Japan stresses need to resolve territorial dispute with Russia ahead of forthcoming Putin visit

Russian President Vladimir Putin is scheduled to visit Japan next month.
Russian President Vladimir Putin is scheduled to visit Japan next month. PHOTO: EPA

TOKYO (BLOOMBERG, REUTERS) - Japan stressed the need to resolve a territorial dispute with Russia on Wednesday (Nov 23) amid media reports that the former Soviet nation had deployed anti-ship missile units in the Kuril Islands near Japan.

Foreign Affairs Minister Fumio Kishida said the government was aware of movements around Japan's Northern Territories, and would continue to monitor developments.

He said solving the territorial dispute was one of Japan's top priorities, and he hopes to make progress towards that when Russian President Vladimir Putin is scheduled to visit the country next month.

Mr Kishida was speaking at a press briefing in Miyagi Prefecture, northern Japan, in response to a reporter's question.

Russia deployed Bal and Bastion units on Kunashir Island and Iturup Island respectively, RIA Novosti said, citing Pacific Fleet newspaper Combat Watch.

The report said the units were preparing for exercises in the Japan Sea, without specifying when they were deployed.

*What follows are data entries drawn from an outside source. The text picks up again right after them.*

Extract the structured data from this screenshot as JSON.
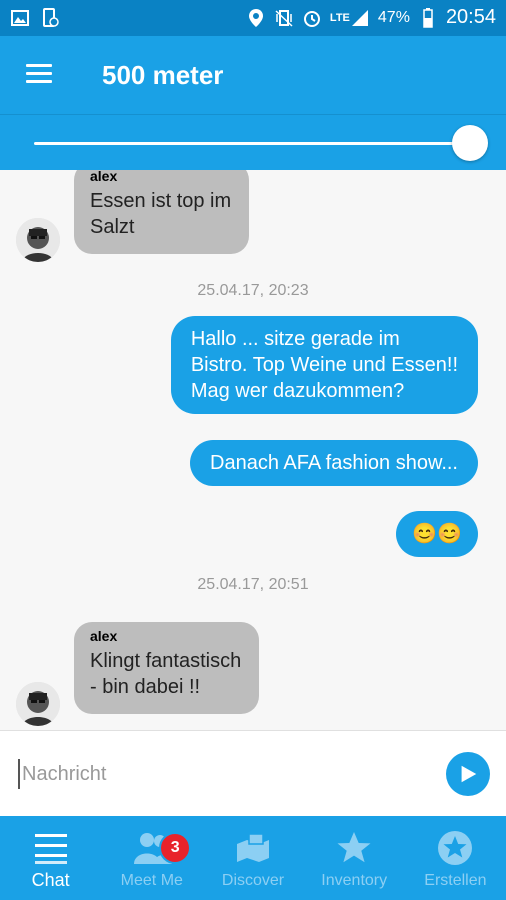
{
  "status_bar": {
    "battery": "47%",
    "time": "20:54",
    "network": "LTE"
  },
  "header": {
    "title": "500 meter"
  },
  "slider": {
    "value_fraction": 1.0
  },
  "messages": [
    {
      "type": "incoming",
      "author": "alex",
      "text_lines": [
        "Essen ist top im",
        "Salzt"
      ]
    },
    {
      "type": "timestamp",
      "text": "25.04.17, 20:23"
    },
    {
      "type": "outgoing",
      "text_lines": [
        "Hallo ... sitze gerade im",
        "Bistro. Top Weine und Essen!!",
        "Mag wer dazukommen?"
      ]
    },
    {
      "type": "outgoing",
      "text_lines": [
        "Danach AFA fashion show..."
      ]
    },
    {
      "type": "outgoing",
      "text_lines": [
        "😊😊"
      ]
    },
    {
      "type": "timestamp",
      "text": "25.04.17, 20:51"
    },
    {
      "type": "incoming",
      "author": "alex",
      "text_lines": [
        "Klingt fantastisch",
        "- bin dabei !!"
      ]
    }
  ],
  "composer": {
    "placeholder": "Nachricht"
  },
  "tabs": [
    {
      "label": "Chat",
      "icon": "chat-list-icon",
      "active": true
    },
    {
      "label": "Meet Me",
      "icon": "people-icon",
      "badge": "3"
    },
    {
      "label": "Discover",
      "icon": "map-icon"
    },
    {
      "label": "Inventory",
      "icon": "star-icon"
    },
    {
      "label": "Erstellen",
      "icon": "star-circle-icon"
    }
  ],
  "colors": {
    "primary": "#1aa1e6",
    "status_bar": "#0a82c4",
    "incoming_bubble": "#bdbdbd",
    "badge": "#e8232b"
  }
}
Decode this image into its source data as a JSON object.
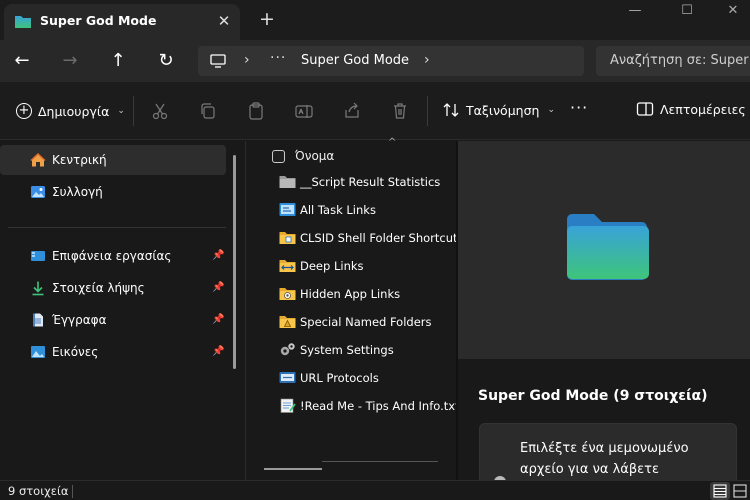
{
  "window": {
    "tab_title": "Super God Mode",
    "tab_close": "✕",
    "new_tab": "+",
    "controls": {
      "minimize": "—",
      "maximize": "☐",
      "close": "✕"
    }
  },
  "nav": {
    "back": "←",
    "forward": "→",
    "up": "↑",
    "refresh": "↻"
  },
  "address": {
    "chevron": "›",
    "overflow": "···",
    "current": "Super God Mode",
    "trailing_chevron": "›"
  },
  "search": {
    "placeholder": "Αναζήτηση σε: Super God Mode"
  },
  "command_bar": {
    "new_label": "Δημιουργία",
    "sort_label": "Ταξινόμηση",
    "more": "···",
    "details_label": "Λεπτομέρειες",
    "dropdown": "⌄"
  },
  "sidebar": {
    "items": [
      {
        "label": "Κεντρική",
        "icon": "home-icon",
        "active": true
      },
      {
        "label": "Συλλογή",
        "icon": "gallery-icon",
        "active": false
      }
    ],
    "pinned": [
      {
        "label": "Επιφάνεια εργασίας",
        "icon": "desktop-icon"
      },
      {
        "label": "Στοιχεία λήψης",
        "icon": "downloads-icon"
      },
      {
        "label": "Έγγραφα",
        "icon": "documents-icon"
      },
      {
        "label": "Εικόνες",
        "icon": "pictures-icon"
      }
    ]
  },
  "filelist": {
    "column_name": "Όνομα",
    "sort_caret": "^",
    "files": [
      {
        "name": "__Script Result Statistics",
        "icon": "grey-folder-icon"
      },
      {
        "name": "All Task Links",
        "icon": "task-links-icon"
      },
      {
        "name": "CLSID Shell Folder Shortcuts",
        "icon": "clsid-folder-icon"
      },
      {
        "name": "Deep Links",
        "icon": "deep-links-folder-icon"
      },
      {
        "name": "Hidden App Links",
        "icon": "hidden-app-folder-icon"
      },
      {
        "name": "Special Named Folders",
        "icon": "special-folder-icon"
      },
      {
        "name": "System Settings",
        "icon": "gears-icon"
      },
      {
        "name": "URL Protocols",
        "icon": "url-protocols-icon"
      },
      {
        "name": "!Read Me - Tips And Info.txt",
        "icon": "notepad-icon"
      }
    ]
  },
  "details": {
    "title": "Super God Mode (9 στοιχεία)",
    "hint": "Επιλέξτε ένα μεμονωμένο αρχείο για να λάβετε"
  },
  "status": {
    "count": "9 στοιχεία"
  },
  "colors": {
    "folder_top": "#38a3d8",
    "folder_bottom": "#3ec47a",
    "accent": "#2b88d8"
  }
}
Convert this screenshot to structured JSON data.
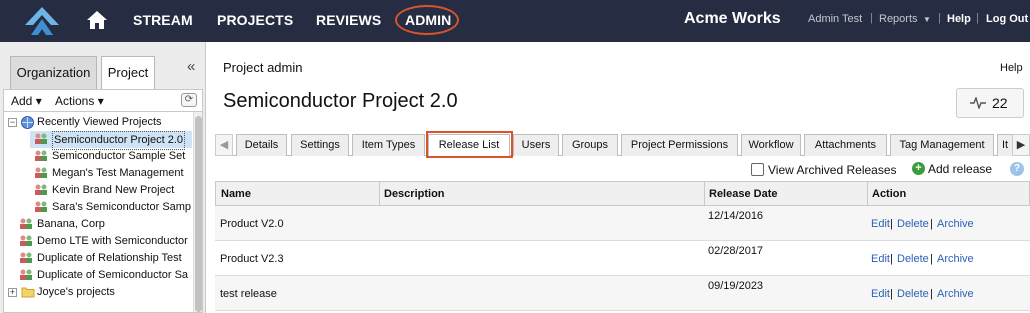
{
  "header": {
    "nav": [
      "STREAM",
      "PROJECTS",
      "REVIEWS",
      "ADMIN"
    ],
    "brand": "Acme Works",
    "user": "Admin Test",
    "reports": "Reports",
    "help": "Help",
    "logout": "Log Out",
    "separator": "|",
    "bg_color": "#262d43",
    "highlight_color": "#d9532b"
  },
  "left_panel": {
    "tabs": [
      "Organization",
      "Project"
    ],
    "add_label": "Add",
    "actions_label": "Actions",
    "tree": [
      {
        "label": "Recently Viewed Projects",
        "icon": "globe-icon"
      },
      {
        "label": "Semiconductor Project 2.0",
        "icon": "project-people-icon"
      },
      {
        "label": "Semiconductor Sample Set",
        "icon": "project-people-icon"
      },
      {
        "label": "Megan's Test Management",
        "icon": "project-people-icon"
      },
      {
        "label": "Kevin Brand New Project",
        "icon": "project-people-icon"
      },
      {
        "label": "Sara's Semiconductor Samp",
        "icon": "project-people-icon"
      },
      {
        "label": "Banana, Corp",
        "icon": "project-people-icon"
      },
      {
        "label": "Demo LTE with Semiconductor",
        "icon": "project-people-icon"
      },
      {
        "label": "Duplicate of Relationship Test",
        "icon": "project-people-icon"
      },
      {
        "label": "Duplicate of Semiconductor Sa",
        "icon": "project-people-icon"
      },
      {
        "label": "Joyce's projects",
        "icon": "folder-icon"
      }
    ]
  },
  "main": {
    "page_title": "Project admin",
    "help": "Help",
    "project_name": "Semiconductor Project 2.0",
    "activity_count": "22",
    "tabs": [
      "Details",
      "Settings",
      "Item Types",
      "Release List",
      "Users",
      "Groups",
      "Project Permissions",
      "Workflow",
      "Attachments",
      "Tag Management",
      "It"
    ],
    "active_tab": "Release List",
    "view_archived": "View Archived Releases",
    "add_release": "Add release",
    "columns": [
      "Name",
      "Description",
      "Release Date",
      "Action"
    ],
    "rows": [
      {
        "name": "Product V2.0",
        "description": "",
        "date": "12/14/2016",
        "actions": [
          "Edit",
          "Delete",
          "Archive"
        ]
      },
      {
        "name": "Product V2.3",
        "description": "",
        "date": "02/28/2017",
        "actions": [
          "Edit",
          "Delete",
          "Archive"
        ]
      },
      {
        "name": "test release",
        "description": "",
        "date": "09/19/2023",
        "actions": [
          "Edit",
          "Delete",
          "Archive"
        ]
      }
    ],
    "link_color": "#2a62b5"
  }
}
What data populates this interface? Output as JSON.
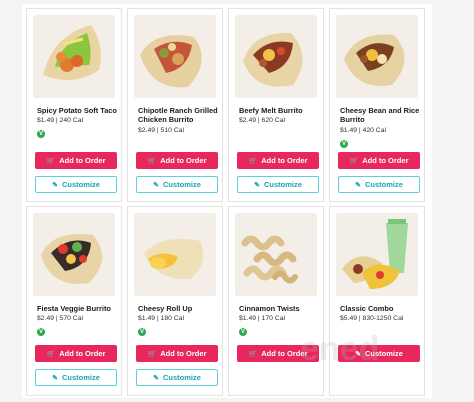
{
  "buttons": {
    "add_label": "Add to Order",
    "customize_label": "Customize"
  },
  "icons": {
    "cart": "cart-icon",
    "customize": "magic-wand-icon",
    "veggie": "vegetarian-badge-icon"
  },
  "colors": {
    "add_button": "#e8275c",
    "customize_border": "#5fd0d9",
    "customize_text": "#1aa5b3",
    "veggie_badge": "#2fa84f"
  },
  "watermark": "ened",
  "items": [
    {
      "name": "Spicy Potato Soft Taco",
      "price_cal": "$1.49 | 240 Cal",
      "vegetarian": true
    },
    {
      "name": "Chipotle Ranch Grilled Chicken Burrito",
      "price_cal": "$2.49 | 510 Cal",
      "vegetarian": false
    },
    {
      "name": "Beefy Melt Burrito",
      "price_cal": "$2.49 | 620 Cal",
      "vegetarian": false
    },
    {
      "name": "Cheesy Bean and Rice Burrito",
      "price_cal": "$1.49 | 420 Cal",
      "vegetarian": true
    },
    {
      "name": "Fiesta Veggie Burrito",
      "price_cal": "$2.49 | 570 Cal",
      "vegetarian": true
    },
    {
      "name": "Cheesy Roll Up",
      "price_cal": "$1.49 | 180 Cal",
      "vegetarian": true
    },
    {
      "name": "Cinnamon Twists",
      "price_cal": "$1.49 | 170 Cal",
      "vegetarian": true
    },
    {
      "name": "Classic Combo",
      "price_cal": "$5.49 | 830-1250 Cal",
      "vegetarian": false
    }
  ]
}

The dispute over four islands known as the Northern Territories in Japan and South Kurils in Russia has prevented the countries from signing a peace treaty more than 70 years after the end of World War II. Soviet troops occupied the territory in the dying days of the war.

The Nikkei newspaper reported last month that Japan Prime Minister Shinzo Abe will propose co-governing the disputed islands.

Mr Putin said on Sunday (Nov 20) that both sides "genuinely want to sign a peace treaty", but cautioned that they remain far apart on the issue of ownership.

The Kremlin said on Wednesday the deployment of the Russian missile defence systems on the islands should not influence efforts to achieve a peace deal over the territorial dispute.

"Without doubt, there are grounds for this (deploying the missiles), but at the same time from our point of view, it should not in any way influence the centripetal trend which exists in our bilateral relations with Tokyo," Kremlin spokesman Dmitry Peskov said on a conference call with reporters.

He said that trend applies "in terms of the careful preparations for the forthcoming visit of President Putin to Japan, and in terms of continuing contacts to develop our bilateral ties, especially in the economic sphere, and negotiations on the peace deal issue".